Published: 04/22/2024

Photo Caption: A mother teaching her child how to plant a tree, by @eyoel_kahssay_photographer.

Following is a letter to the CIGH community from Director Michele Barry on Earth Day.

Dear Global Health Colleagues,

When we damage this planet we call home, we pull strings connected to human health, economics, conflict, and migration —  jeopardizing the fundamental human right to good health, a secure home, and opportunity. When we take steps to protect ecosystems and slow climate change, people everywhere benefit. This Earth Day, we shine a light on the grave impacts of climate change and other environmental challenges on human migration and health, and how war and conflict exacerbate this crisis.

Escalating geopolitical pressures in the ongoing conflicts in Ukraine, Gaza, Syria, Yemen, DRC, and other countries are compounding the global refugee crises also driven by climate change-induced adversities. Yet, we often ignore the ways modern warfare impacts climate change and undermines the efforts to stabilize global warming. A 2019 report from Brown University found that the US military emits more carbon dioxide than some industrialized nations. While global military emissions are difficult to calculate due to large reporting gaps, one organization — the Conflict and Environment Observatory — has estimated the military’s global carbon footprint to be 5.5 percent of all emissions, which is more than the total emissions of the African continent. My colleague Dr. Robin Cooper has written that as wars persist and threaten to expand, carbon emissions from warmongering will increase and accelerate the climate crisis, threatening the health and wellbeing of the entire planet. 

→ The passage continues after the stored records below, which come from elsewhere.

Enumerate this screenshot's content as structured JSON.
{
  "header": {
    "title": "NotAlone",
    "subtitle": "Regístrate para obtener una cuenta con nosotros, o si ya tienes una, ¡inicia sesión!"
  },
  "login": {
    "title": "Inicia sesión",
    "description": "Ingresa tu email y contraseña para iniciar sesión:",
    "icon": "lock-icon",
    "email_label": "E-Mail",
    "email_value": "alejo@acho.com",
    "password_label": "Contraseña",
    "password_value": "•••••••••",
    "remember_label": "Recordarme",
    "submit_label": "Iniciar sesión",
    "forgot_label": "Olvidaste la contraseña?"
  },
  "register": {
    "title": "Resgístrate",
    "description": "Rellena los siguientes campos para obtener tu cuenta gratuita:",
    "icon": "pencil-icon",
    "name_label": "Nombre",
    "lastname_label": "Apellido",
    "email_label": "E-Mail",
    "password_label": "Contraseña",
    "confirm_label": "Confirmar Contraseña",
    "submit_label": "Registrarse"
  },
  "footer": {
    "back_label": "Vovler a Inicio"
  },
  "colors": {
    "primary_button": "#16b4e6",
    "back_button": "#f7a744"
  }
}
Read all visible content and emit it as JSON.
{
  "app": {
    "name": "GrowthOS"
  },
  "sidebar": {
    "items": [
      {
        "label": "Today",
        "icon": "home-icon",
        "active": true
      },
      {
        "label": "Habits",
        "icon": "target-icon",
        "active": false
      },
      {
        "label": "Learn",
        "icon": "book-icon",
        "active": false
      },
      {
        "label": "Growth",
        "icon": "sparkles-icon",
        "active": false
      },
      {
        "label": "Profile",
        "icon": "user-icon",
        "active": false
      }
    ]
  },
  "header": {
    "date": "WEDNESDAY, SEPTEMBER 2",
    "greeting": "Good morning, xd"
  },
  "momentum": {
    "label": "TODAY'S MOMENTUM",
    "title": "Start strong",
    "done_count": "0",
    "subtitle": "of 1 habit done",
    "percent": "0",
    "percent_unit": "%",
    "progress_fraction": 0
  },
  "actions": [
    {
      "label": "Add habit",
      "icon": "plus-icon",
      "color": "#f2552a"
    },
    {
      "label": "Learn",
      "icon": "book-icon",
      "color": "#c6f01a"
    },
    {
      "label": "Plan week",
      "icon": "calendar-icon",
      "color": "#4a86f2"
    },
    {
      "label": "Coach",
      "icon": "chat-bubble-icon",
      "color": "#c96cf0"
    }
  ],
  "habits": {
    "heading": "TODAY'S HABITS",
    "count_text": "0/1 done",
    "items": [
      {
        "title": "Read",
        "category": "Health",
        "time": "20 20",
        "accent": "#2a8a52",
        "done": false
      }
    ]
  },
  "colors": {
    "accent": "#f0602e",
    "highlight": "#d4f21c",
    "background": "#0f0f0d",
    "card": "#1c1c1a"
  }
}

Meanwhile, as climate change escalates, it’s also jeopardizing the homes, livelihoods, and access to essential resources for billions of people. Often, those countries that did the least to create the climate crisis are most impacted. One recent study projects that unchecked climate change will cut Africa’s revenue from crops by up to 30 % and leave an estimated 200 million people at risk for extreme hunger. A 2019 study found that climate change has already deepened global economic inequality by around 25 %. Climate change can make migration journeys even more difficult for people who are already fleeing challenging circumstances.

These complex challenges require a wide-ranging global response, including public health interventions, shifting migration policies, and coordinated advocacy. And of course, they serve as an urgent call to action to end our dependence on fossil fuels and rapidly reduce carbon emissions.

Read on for some ways Stanford and other organizations are responding. We invite you to consider how the growing challenges of climate change, resource scarcity, and consequent migration and displacement might play into your work.

  • Human and Planetary Health is a core pillar of our center, and we’re excited to partner with the Woods Institute to support the Human and Planetary Health Initiative now housed at the Doerr School of Sustainability to foster solutions-oriented research, advance leadership, and accelerate global impact. The initiative offers many ways for faculty, students, community supporters, and interested funders to get involved.
  • CIGH recently collaborated with the University of Washington to create Medicine for a Changing Planet, a series of CME-accredited case studies designed to help medical professionals respond to the health challenges of climate change, including migration and refugee health.
  • Through our refugees & vulnerable populations pillar, CIGH aims to enhance clinical care and improve the lives of vulnerable and underserved populations – with a special emphasis on refugees and migrants impacted by conflict and climate change. We are proud to support Families at the Border, a group of community members, physicians, medical professionals, and university affiliates working toward improving the health and wellness of immigrant families and youth at the U.S- Mexico border. This group welcomes volunteers and collaborators. We are also in conversation with the International Rescue Committee in East Africa to see how Stanford can support their efforts to provide humanitarian health care to those affected by climate change and fleeing conflict zones.
  • Stanford’s Immigration Policy Lab evaluates and designs policies surrounding the integration of immigrants and refugees worldwide.
  • The Stanford Refugee Rights Network is an interdisciplinary network of students interested in issues related to forced migration and refugee rights; Stanford affiliates can join their email list.On May 9-10, the Graduate School of Business will host a conference on climate change and human mobility.
  • I will moderate a panel on climate’s impacts on marginalized communities. Another GSB-hosted conference on May 20-21 will address Pollution and Health.A new Stanford class explores how to make sense of the human impacts of climate change on individuals, communities, and governments.
  • While not related to climate migration, this Q&A with a Stanford student addressing pollution in India offers a hopeful message about how each of us can make a difference.In these fraught times, I sign off again with a singular word — hope. 


— Dr. Michele Barry, CIGH Director, and the Stanford Global Health Team